Just shy of two weeks after Apple added a "Why You'll Love iPhone"
section to the product's showcase on its website, the company has now expanded the theme to the iPad
. The iPhone feature page
was seen as a response to the (at the time) Samsung Galaxy S4 launch, but now appears to be part of an overall advertising theme that focuses on quality awards, the design of the hardware, the display quality, battery life, camera and the App Store ecosystem.

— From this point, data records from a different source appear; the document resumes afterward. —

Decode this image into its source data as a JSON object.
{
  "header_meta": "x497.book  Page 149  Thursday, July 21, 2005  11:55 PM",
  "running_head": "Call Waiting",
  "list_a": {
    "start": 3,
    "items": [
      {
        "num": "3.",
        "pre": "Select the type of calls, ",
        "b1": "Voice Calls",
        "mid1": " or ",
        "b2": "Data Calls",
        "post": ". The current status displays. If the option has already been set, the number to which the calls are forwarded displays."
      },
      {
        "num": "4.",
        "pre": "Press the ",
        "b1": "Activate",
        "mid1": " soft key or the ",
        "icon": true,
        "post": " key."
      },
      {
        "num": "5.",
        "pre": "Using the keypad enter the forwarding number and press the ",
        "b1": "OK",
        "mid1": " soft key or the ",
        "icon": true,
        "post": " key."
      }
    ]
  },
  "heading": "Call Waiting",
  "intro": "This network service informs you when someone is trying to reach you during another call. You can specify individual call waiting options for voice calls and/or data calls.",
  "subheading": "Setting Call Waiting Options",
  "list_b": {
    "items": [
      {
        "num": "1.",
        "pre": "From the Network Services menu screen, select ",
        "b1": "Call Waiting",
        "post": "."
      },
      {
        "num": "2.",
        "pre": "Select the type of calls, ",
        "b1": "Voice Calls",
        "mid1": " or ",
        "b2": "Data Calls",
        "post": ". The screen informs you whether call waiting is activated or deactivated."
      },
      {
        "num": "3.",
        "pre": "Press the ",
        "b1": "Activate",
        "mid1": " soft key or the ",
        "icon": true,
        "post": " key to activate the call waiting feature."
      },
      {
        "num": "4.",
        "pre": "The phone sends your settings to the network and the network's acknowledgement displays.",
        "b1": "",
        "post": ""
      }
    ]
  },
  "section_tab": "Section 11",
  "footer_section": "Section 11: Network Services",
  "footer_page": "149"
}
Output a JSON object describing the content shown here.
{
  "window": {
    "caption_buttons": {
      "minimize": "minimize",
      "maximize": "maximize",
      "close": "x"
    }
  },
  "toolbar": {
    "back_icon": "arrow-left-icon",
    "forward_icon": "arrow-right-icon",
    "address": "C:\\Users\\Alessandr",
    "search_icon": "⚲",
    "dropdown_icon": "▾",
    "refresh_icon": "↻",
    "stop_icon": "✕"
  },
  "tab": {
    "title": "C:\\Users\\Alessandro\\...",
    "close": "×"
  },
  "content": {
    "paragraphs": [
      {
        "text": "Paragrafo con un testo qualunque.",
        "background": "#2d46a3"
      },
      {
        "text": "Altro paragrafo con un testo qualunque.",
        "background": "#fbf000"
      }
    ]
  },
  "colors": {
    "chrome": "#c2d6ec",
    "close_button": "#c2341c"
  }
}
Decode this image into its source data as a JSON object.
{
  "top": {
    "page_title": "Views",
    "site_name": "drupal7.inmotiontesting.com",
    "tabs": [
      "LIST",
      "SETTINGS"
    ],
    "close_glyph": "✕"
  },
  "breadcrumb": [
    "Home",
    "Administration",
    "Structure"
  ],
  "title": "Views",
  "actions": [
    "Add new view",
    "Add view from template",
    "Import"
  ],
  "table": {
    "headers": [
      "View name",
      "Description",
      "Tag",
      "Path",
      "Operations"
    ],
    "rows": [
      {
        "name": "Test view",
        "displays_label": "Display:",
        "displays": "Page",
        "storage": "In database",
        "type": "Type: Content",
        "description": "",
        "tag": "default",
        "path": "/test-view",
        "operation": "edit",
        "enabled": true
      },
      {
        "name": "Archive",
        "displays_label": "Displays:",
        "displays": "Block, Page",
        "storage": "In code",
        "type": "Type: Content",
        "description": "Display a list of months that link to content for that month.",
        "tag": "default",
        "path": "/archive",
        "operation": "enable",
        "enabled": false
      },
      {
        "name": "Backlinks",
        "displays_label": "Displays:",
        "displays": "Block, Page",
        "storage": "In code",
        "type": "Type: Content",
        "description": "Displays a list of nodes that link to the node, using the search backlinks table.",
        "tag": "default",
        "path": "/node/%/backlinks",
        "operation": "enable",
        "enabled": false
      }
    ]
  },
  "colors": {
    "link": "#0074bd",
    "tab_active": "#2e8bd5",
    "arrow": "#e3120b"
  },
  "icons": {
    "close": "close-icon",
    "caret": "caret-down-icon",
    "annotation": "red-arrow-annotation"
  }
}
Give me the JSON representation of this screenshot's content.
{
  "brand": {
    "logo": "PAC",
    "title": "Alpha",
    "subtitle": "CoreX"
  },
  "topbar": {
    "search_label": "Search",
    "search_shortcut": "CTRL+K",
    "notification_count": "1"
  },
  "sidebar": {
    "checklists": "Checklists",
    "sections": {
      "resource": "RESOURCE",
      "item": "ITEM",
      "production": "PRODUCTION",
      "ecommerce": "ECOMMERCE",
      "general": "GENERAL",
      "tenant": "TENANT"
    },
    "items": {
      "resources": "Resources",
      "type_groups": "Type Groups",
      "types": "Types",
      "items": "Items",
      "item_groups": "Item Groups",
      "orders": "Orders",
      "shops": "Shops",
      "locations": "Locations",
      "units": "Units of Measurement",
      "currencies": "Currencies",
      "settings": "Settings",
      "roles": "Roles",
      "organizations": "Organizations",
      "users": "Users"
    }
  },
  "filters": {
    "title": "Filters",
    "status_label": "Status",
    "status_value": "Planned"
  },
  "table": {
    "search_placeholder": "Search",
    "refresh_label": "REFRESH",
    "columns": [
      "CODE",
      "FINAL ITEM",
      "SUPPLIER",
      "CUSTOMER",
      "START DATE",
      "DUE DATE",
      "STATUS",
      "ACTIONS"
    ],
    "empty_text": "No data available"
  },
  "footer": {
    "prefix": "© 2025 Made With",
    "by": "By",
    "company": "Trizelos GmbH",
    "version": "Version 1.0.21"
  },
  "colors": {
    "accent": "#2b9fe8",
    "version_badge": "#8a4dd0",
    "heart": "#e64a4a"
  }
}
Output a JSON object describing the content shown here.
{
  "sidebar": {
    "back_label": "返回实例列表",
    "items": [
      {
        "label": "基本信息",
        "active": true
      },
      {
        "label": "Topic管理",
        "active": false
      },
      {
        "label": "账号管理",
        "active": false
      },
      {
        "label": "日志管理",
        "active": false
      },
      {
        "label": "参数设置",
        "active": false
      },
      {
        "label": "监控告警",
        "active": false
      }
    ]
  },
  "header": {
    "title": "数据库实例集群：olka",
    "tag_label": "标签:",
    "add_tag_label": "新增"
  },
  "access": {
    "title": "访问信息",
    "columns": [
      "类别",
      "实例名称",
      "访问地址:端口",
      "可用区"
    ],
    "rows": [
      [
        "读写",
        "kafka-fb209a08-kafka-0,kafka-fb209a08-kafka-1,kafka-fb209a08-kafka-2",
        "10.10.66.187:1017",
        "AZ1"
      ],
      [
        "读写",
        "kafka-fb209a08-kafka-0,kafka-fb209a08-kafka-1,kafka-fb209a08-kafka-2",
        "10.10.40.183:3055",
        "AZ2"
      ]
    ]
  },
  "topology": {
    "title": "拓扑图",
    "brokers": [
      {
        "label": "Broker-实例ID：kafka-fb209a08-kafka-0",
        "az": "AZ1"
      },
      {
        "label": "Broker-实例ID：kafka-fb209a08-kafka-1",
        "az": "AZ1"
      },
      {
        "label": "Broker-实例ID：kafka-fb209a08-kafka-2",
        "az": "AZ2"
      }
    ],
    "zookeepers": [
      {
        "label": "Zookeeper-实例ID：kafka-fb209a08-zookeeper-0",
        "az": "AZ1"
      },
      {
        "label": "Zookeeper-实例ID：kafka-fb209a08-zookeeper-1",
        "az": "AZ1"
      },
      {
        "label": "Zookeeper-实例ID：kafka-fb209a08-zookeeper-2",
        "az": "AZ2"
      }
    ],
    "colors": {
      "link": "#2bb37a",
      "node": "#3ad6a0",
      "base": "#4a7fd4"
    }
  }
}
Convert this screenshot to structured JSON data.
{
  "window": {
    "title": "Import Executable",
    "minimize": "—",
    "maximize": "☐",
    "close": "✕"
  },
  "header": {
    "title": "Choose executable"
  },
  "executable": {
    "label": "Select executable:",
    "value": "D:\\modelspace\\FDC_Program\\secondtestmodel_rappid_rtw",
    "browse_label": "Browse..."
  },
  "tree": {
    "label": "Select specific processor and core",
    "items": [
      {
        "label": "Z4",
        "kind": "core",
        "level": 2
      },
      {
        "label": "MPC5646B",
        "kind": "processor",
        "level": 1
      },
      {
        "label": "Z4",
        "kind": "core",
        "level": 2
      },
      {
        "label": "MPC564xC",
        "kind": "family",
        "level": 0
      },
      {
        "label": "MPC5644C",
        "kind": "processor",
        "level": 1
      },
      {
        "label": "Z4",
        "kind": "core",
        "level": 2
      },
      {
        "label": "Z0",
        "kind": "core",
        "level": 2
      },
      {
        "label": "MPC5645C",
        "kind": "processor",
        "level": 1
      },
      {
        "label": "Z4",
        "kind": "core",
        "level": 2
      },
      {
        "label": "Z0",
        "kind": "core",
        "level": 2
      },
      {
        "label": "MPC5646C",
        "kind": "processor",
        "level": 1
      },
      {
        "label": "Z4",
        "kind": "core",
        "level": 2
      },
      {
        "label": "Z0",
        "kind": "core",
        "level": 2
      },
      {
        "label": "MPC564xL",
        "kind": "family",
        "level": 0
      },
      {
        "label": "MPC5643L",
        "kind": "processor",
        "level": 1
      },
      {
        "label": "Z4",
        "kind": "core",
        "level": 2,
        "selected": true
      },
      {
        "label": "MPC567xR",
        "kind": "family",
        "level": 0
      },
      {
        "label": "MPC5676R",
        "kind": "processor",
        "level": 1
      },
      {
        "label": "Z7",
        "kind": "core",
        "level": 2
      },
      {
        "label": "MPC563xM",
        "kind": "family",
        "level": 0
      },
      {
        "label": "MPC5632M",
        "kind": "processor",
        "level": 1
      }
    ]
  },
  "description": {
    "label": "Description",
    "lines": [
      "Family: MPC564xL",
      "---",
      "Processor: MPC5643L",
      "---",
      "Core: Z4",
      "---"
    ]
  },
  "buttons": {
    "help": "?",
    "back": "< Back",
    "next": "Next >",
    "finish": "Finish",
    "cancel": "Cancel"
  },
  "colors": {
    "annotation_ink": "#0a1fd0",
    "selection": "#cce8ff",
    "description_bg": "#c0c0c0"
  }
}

On both the iPhone and iPad pages, Apple takes some light shots at its competition.
As with the iPhone page, the "Why You'll Love iPad" page mostly touts its main selling points with clear, short writing and large, clear visuals in a very consumer-friendly format (that will swiftly be copied, most likely). Unlike the "Why You'll Love iPhone" page, however, the iPad version treats the two products -- the full-size (9.7 inch) and mini version (7.9 inch) -- as one family, whereas the "Why iPhone" page highlights only the iPhone 5. The iPad page touts the fact that the iPad has still not been equalled, notes its JD Power and Associates wins, and mentions that it has more apps built specifically for tablets as well as has compatibility with nearly all iPhone apps.
The page also highlights the built quality of the hardware, brags on the display quality and battery life, and touts its cameras, wireless connectivity options, advanced operating system, iCloud syncing and "support from real people," among other features. It also notes that iPads make up 81 percent of tablet web traffic, and mentions -- possibly for the first time -- that 65 percent of US school districts
are "piloting or deploying" iPads.
One other area it mentions is the only part of the page that addresses its competition directly. While inferring earlier that other platforms have tablet apps that are "merely scaled-up versions of phone apps that lack features designed for the larger screen," it is in the section touting the iOS App Store that Apple lands a more solid punch, with the headline "Millions of ways to play, work and learn. From one trusted source." As with the corresponding iPhone page, Apple says that other mobile platforms "have a myriad of fragmented store options -- resulting in availability issues, developer frustration
, and security risks